[[ Records supplied, beginning ]]
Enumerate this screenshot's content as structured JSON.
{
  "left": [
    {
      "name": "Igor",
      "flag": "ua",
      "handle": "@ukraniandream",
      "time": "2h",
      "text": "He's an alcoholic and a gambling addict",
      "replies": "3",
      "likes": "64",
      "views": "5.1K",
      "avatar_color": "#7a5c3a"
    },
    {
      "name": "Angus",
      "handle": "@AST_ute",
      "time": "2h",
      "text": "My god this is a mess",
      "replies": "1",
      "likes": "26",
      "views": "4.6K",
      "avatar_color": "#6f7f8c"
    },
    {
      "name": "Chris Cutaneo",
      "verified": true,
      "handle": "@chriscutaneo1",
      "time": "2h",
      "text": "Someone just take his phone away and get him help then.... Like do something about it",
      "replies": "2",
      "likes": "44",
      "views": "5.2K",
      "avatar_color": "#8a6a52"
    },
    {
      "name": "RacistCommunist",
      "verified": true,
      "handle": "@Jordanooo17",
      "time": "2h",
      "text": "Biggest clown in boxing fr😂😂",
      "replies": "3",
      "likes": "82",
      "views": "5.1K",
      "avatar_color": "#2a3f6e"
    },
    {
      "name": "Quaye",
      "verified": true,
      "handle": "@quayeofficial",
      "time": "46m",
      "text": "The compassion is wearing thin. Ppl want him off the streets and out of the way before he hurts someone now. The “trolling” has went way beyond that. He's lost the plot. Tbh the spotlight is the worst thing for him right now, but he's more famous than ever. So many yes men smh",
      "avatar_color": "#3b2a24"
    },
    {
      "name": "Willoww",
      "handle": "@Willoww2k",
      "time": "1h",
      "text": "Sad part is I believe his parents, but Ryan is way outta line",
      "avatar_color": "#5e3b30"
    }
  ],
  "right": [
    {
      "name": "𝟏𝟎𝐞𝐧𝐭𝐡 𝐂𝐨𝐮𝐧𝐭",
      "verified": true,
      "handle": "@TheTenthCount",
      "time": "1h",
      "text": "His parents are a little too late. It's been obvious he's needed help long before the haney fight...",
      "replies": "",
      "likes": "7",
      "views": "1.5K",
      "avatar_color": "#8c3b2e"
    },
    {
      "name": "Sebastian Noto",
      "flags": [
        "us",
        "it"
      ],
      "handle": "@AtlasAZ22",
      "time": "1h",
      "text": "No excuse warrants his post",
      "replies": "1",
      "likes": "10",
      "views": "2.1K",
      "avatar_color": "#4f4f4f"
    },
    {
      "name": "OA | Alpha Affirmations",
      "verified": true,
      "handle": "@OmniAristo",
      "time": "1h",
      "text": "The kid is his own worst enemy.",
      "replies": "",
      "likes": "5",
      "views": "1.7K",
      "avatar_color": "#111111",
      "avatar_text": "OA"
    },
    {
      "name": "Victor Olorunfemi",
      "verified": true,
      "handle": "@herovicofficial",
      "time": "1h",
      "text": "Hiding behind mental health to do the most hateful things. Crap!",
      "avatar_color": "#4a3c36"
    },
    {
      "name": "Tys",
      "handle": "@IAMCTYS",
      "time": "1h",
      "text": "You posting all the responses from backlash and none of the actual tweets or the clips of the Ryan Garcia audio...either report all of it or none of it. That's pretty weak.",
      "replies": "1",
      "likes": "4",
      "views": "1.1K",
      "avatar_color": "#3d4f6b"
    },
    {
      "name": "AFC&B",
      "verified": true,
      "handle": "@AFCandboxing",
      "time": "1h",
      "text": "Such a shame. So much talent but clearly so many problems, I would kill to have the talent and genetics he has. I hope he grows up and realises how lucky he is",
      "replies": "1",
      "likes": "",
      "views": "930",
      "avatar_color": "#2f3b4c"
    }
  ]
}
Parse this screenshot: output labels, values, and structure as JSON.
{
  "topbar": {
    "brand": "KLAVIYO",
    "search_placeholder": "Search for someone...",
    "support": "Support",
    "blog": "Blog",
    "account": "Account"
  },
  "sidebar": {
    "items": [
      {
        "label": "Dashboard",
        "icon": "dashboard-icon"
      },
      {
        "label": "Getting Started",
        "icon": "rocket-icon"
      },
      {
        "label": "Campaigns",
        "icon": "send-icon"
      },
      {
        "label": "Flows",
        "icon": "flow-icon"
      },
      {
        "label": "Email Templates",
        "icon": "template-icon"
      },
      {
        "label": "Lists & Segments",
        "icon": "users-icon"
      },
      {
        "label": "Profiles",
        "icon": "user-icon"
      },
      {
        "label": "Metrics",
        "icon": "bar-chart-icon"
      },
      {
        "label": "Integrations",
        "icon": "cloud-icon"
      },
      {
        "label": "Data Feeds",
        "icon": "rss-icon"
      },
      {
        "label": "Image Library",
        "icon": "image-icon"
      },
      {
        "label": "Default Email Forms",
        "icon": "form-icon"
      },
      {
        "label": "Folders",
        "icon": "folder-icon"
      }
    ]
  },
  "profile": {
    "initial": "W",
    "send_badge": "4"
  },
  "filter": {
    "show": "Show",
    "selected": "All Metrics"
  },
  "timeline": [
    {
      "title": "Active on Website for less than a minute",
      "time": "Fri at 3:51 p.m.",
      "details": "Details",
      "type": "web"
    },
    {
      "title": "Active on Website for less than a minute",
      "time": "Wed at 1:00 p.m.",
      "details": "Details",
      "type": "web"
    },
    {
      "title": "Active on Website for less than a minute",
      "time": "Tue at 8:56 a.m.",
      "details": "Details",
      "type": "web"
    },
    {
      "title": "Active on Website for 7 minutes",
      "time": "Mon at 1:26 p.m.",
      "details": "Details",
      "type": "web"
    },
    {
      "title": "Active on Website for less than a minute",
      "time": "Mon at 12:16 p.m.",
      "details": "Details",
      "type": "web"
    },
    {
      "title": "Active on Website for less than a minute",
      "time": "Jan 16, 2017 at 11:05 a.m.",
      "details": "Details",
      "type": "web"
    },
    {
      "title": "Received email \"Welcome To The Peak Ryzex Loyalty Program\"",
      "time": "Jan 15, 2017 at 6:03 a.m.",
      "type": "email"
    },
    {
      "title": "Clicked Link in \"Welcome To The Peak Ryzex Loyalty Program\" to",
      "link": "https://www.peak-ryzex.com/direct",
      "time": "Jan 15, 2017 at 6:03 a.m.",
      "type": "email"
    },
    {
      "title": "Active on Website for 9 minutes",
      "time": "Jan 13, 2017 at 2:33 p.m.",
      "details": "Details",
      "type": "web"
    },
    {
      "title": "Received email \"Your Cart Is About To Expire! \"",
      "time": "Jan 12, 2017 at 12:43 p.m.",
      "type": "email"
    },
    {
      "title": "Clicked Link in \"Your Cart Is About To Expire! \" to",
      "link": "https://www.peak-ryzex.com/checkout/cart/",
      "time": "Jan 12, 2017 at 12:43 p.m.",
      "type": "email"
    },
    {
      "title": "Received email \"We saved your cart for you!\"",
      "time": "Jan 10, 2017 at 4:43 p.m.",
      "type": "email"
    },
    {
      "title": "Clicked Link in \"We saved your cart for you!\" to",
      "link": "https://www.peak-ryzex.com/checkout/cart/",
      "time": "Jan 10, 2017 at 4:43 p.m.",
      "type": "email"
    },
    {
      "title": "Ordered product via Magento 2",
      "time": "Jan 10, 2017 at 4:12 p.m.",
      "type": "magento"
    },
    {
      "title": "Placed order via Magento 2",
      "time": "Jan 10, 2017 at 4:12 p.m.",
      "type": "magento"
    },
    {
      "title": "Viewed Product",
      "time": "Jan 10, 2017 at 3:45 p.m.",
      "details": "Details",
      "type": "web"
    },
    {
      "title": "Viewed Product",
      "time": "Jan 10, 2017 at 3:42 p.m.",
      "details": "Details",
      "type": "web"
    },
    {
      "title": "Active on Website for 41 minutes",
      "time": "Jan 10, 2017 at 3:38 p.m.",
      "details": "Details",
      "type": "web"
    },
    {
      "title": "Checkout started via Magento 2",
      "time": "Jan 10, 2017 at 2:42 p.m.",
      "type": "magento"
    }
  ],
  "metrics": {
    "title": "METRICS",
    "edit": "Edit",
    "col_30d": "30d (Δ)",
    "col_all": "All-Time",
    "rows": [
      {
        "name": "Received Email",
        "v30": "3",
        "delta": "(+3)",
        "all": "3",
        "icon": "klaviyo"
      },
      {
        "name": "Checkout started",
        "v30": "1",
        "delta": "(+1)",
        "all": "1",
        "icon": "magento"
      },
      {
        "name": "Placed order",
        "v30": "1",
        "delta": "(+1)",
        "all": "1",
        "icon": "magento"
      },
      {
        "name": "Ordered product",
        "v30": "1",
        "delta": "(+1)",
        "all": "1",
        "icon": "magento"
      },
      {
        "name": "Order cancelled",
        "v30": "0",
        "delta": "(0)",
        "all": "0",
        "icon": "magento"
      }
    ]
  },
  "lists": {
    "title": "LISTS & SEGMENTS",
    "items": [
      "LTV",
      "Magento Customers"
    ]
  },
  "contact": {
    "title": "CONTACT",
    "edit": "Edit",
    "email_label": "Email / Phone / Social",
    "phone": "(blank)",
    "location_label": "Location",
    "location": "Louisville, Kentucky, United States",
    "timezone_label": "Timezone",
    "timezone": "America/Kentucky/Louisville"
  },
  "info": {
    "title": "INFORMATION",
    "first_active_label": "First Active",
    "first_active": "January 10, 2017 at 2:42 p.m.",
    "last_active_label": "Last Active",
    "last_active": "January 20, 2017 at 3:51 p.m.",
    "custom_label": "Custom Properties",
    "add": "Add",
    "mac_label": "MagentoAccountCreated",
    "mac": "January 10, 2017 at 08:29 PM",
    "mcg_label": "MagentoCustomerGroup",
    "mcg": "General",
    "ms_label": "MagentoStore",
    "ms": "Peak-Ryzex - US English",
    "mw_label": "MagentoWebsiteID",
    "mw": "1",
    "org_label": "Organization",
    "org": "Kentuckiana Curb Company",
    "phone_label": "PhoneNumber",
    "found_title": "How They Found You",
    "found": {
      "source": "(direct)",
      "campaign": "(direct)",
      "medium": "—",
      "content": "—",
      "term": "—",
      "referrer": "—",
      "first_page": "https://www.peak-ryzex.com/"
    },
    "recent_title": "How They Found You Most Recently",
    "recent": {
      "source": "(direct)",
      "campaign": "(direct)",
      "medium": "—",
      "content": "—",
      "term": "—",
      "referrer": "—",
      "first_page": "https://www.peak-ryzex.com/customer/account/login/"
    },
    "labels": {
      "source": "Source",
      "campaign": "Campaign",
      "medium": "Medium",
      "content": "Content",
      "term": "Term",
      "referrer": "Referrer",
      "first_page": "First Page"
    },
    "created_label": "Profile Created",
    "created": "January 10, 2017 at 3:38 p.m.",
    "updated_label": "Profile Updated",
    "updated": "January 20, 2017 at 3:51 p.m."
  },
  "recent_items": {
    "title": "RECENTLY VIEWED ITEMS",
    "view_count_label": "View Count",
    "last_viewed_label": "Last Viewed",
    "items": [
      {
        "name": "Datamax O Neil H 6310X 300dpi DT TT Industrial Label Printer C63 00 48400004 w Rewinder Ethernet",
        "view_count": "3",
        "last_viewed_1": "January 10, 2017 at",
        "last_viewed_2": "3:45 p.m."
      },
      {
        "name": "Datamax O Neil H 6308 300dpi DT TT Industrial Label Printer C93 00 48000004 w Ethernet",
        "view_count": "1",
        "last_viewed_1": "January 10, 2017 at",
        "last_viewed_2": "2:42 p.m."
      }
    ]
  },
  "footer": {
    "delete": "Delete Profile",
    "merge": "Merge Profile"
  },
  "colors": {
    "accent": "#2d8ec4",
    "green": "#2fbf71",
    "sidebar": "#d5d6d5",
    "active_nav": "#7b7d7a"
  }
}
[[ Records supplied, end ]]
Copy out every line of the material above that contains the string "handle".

● **Solution**:
      "handle": "@ukraniandream",
      "handle": "@AST_ute",
      "handle": "@chriscutaneo1",
      "handle": "@Jordanooo17",
      "handle": "@quayeofficial",
      "handle": "@Willoww2k",
      "handle": "@TheTenthCount",
      "handle": "@AtlasAZ22",
      "handle": "@OmniAristo",
      "handle": "@herovicofficial",
      "handle": "@IAMCTYS",
      "handle": "@AFCandboxing",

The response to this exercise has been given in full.